**Problem to work on**
Within the material below, tally every line that holds the word "JSON", then give the tally and nothing more.
■ ■ ■ ■ ■
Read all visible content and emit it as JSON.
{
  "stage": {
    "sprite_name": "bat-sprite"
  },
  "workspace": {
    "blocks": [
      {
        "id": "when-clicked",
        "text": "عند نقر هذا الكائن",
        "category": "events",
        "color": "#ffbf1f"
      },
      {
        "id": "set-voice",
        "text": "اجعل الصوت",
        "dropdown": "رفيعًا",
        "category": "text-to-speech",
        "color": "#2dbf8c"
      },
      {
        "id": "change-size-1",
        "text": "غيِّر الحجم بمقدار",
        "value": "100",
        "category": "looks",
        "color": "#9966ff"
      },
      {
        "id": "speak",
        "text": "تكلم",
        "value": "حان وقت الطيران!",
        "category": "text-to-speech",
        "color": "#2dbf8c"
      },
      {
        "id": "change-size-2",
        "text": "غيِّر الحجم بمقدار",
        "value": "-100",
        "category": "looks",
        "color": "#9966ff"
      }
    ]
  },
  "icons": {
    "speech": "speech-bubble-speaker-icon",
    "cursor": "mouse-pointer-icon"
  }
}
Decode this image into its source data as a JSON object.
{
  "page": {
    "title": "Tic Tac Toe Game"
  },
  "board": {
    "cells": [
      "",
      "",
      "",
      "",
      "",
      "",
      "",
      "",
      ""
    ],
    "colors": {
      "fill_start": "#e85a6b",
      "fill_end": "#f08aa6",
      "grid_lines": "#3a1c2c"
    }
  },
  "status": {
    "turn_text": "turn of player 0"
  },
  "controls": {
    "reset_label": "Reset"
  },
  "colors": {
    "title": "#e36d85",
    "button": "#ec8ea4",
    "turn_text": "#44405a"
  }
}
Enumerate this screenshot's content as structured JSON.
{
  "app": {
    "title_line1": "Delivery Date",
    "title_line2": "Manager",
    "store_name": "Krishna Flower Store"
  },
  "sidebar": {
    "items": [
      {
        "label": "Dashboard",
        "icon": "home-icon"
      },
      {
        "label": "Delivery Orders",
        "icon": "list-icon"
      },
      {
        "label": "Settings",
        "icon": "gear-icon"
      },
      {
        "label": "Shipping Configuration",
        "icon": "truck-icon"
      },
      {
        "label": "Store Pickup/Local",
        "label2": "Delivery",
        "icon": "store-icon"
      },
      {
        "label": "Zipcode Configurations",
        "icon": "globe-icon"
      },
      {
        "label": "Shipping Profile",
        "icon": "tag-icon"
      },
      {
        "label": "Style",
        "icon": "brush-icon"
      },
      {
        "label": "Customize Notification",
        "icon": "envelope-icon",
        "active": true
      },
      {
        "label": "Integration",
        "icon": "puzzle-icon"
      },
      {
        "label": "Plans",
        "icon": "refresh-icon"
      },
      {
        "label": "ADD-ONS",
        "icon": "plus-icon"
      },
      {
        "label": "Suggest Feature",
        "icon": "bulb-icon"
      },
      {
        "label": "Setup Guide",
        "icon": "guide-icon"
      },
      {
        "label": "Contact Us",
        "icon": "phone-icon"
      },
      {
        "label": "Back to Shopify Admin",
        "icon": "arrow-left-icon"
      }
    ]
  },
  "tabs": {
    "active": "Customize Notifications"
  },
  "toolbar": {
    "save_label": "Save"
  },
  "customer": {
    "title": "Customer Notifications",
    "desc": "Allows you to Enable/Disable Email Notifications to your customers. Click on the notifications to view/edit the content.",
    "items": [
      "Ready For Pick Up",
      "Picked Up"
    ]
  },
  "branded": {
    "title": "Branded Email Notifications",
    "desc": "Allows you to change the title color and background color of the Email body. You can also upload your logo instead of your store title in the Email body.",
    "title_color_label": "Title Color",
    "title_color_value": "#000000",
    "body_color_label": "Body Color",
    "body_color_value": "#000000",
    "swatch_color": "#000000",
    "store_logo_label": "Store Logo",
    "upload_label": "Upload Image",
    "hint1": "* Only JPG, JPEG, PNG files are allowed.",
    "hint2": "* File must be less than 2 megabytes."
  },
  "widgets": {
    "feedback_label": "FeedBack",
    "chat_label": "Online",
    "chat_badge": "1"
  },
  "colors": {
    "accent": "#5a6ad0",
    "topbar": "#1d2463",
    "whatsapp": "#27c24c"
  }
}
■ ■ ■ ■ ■
**Reply**
3